in 1922 and captioned as a ‘view from an aeroplane’ by Man Ray, the photograph went on to appear in various journals, books and magazines, cropped and contextualized differently each time, before the image was formally titled Élevage de poussière (Dust Breeding) (1920) in 1964.

 

http://www.whitechapelgallery.org/exhibitions/a-handful-of-dust/

 

 

 

Speaking in Brogues

 

For Arts week 2017 at Birkbeck College, Marina Warner in conversation with Rut Blees Luxemburg, Maria Aristodemou and Mattia Gallotti. Universities then to be multilingual communities, and for the most part, we teach and study English.

 

Do the sounds, rhythms and locutions of many mother tongues, echoing through our conversations, help us and help others who are coming here - to feel at home? What role can language play in a period of increasing tensions over immigration and Europe?

 

18th May 2017, Birkbeck College

 

 

 

 

‘À pied d’œuvre(s)’, Rut Blees Luxemburg’s work in the exhibition marking the 40th anniversary of the Centre Pompidou

 

On the occasion of the 40th anniversary of the Centre Pompidou, la Monnaie de Paris and the Centre Pompidou display this unique journey in the exhibition spaces of la Monnaie de Paris.

 

In 1917, with Trébuchet [Trap], Marcel Duchamp attached a coat-rack to the floor that should normally have hung on the wall: the shift from sculpted object to found object and from the vertical plane to the horizontal one are two revolutions that deeply marked the History of Sculpture in the 20th century. “À pied d'œuvre(s)” explores this “flattening” of one of the trade’s essential technique: instead of placing works on plinths, instead of a quest for monumentality or a choice of conventional subjects, Modern and Contemporary sculpture lies directly on the floor.

 

1 March 2017 - 9 July 2017

https://www.monnaiedeparis.fr/en/exhibits/floor-naments

 

 

 

Whitechapel Gallery, Rut Blees Luxemburg Prix Pictet Conversations

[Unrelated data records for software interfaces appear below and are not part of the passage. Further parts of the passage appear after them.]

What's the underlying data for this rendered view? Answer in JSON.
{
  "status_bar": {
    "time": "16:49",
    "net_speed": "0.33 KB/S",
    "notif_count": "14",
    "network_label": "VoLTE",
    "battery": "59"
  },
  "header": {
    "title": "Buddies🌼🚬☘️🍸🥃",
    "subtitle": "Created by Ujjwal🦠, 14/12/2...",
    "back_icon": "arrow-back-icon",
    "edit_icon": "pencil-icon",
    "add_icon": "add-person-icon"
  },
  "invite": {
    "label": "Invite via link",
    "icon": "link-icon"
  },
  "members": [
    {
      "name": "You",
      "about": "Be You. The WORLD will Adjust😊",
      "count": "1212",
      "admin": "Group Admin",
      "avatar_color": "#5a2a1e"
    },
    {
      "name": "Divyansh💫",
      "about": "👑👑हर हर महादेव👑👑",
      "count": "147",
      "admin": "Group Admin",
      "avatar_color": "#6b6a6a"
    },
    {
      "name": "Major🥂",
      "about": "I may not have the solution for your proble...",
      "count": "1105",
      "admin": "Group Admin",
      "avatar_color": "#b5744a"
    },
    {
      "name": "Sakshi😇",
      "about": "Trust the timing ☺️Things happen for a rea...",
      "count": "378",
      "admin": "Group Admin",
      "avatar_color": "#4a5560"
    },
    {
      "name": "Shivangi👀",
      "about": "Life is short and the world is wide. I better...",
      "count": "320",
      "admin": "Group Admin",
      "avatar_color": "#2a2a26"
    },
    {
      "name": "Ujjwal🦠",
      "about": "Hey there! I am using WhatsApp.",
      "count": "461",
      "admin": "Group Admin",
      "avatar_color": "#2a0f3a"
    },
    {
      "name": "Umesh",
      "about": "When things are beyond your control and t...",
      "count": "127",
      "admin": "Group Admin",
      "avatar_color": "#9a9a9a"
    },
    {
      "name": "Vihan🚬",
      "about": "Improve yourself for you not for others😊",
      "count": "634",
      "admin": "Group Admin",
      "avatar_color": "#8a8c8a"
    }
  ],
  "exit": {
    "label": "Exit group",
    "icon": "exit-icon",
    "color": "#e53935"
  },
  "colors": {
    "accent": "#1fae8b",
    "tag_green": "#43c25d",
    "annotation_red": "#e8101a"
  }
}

on Photography

 

The London-based artist Rut Blees Luxemburg discusses her large-scale photographic works, which concern the alteration of the city. How does the transformation of photography impact on the representation of the urban? And can photography be an active agent in imagining and proposing a ‘commonsensual’ approach to the city?

 

http://www.whitechapelgallery.org/events/prix-pictet-conversations-rut-blees-luxemburg/